        • Wedge Shot

          You just don’t get it do you.
          The Executive branch of the government, of which Obama is the head, implements and administers the laws and in the case of immigration has to make choices about where to use the limited resources it has to enforce the law. Some of you would suggest that we go door to door and find every single undocumented immigrant, throw them in a concentration camp and deport them as soon as possible. There is due course when implementing the immigration laws and the Obama Administration has deported more people than any president in our history but it is not going to deport children and families with children that have been here for ten of years. I would not be right and it would not be moral. The basis of all laws is a moral obligation to do right and indiscriminate deportations would never be moral or right. The immigration laws need to be re-written and congress refuses to do it and in fact the hallmark of the Republicans is “do nothing and bitch”.

        • Independent1

          You’re obviously posting with no knowledge of what you’re posting about. As Wedge Shot pointed out, When Obama took office, he followed through on what George Bush started and completed the building of the wall along our border and with beefing up the number of guards on our border so America’s southern border is the most secure that it has ever been, and the number of illegals crossing the border is at the lowest levels in several decades. Anyone who has a notion that our southern border can be made impervious, and will stop every illegal from getting over it is a blithering idiot, It just ain’t going to happen – and spending billions more dollars would accomplish very little more than has already been done.
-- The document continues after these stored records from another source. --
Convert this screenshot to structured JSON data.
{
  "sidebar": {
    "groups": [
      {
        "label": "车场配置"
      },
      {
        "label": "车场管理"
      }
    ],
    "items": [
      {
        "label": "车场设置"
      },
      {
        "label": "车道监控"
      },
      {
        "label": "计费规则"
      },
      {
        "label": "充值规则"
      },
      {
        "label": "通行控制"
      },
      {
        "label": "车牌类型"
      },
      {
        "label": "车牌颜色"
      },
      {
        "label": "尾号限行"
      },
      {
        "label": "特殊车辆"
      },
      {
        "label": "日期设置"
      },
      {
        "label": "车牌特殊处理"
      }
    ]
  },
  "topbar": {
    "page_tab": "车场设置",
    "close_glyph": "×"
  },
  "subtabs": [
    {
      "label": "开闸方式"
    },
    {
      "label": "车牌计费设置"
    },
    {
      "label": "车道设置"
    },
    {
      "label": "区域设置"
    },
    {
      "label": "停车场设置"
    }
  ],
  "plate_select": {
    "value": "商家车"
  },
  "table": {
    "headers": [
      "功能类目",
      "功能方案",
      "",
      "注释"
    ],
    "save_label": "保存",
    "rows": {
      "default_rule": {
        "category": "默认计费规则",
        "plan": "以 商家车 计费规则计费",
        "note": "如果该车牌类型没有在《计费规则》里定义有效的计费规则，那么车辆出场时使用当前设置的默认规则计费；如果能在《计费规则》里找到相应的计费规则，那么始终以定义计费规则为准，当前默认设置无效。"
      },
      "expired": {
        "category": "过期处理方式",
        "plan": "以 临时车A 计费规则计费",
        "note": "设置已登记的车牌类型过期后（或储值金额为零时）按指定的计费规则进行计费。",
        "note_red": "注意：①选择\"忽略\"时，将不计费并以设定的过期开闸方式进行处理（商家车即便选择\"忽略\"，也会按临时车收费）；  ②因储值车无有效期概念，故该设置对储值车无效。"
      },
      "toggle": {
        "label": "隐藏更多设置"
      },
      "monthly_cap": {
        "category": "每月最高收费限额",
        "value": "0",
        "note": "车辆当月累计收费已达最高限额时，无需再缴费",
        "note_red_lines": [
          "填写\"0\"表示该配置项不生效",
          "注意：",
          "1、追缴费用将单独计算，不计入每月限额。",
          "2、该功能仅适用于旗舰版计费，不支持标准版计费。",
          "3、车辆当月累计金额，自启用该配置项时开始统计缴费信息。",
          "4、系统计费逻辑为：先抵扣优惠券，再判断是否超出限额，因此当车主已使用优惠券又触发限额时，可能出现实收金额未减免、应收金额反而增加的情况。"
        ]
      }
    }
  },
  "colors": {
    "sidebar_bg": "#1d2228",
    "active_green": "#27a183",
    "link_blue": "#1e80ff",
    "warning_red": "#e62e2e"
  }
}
          But where you’re also missing the boat is that illegals are no where near the bane that you apparently and a number of other anti-immigrant posters on the NM want to believe. The CBO has estimated that, in fact, for the most part, states pay very little more with respect to providing social services to illegals than they already pay to provide those services to their native-born residents. And despite what many would like you to believe, illegals commit far less crime than native-born Americans. In fact, native born Americans are ten times more likely to commit a crime than an illegal, and 2 1/2 times more likely to be put in jail.

          On the other side of the coin, the CBO has estimated that illegals are keeping as many as 8 million native born Americans working with all the money they spend driving our economy and the fact that many of them create small businesses that hire native-born Americans. And the work they do on the cheap for farmers and some of the back breaking construction work like digging ditches; helps maintain more jobs for native born Americans like long-haul truck drivers for the product illegals pick that native-born Americans refuse to do for the little these illegals get paid.

          So anti-immigration wing nuts are really not using their heads. If America were to suddenly lose a large number of illegals, it would easily throw America back into a recession possibly as bad or worse than the Great Recession. It only took 1-2 months after Alabama passed the most strict immigration law in the nation which drove the illegal and many legal immigrants out of the state for companies across Alabama to complain to the government that unless the law was changed, they would either have to leave the state or go out of business because they were unable to find the help they needed to stay in business (farmers, construction companies, motels, hotels and others – even Mercedes Benz threatened to move out of state because of the negative vibes the strict Alabama immigration law had created),

        • dpaano

          Godzilla: It would be interesting in knowing which country your ancestors came from and how they became citizens.

  • Daniel Jones

    With friends like these, they need enemas.

  • dpaano

    Daniel….they’d probably just enjoy that too much!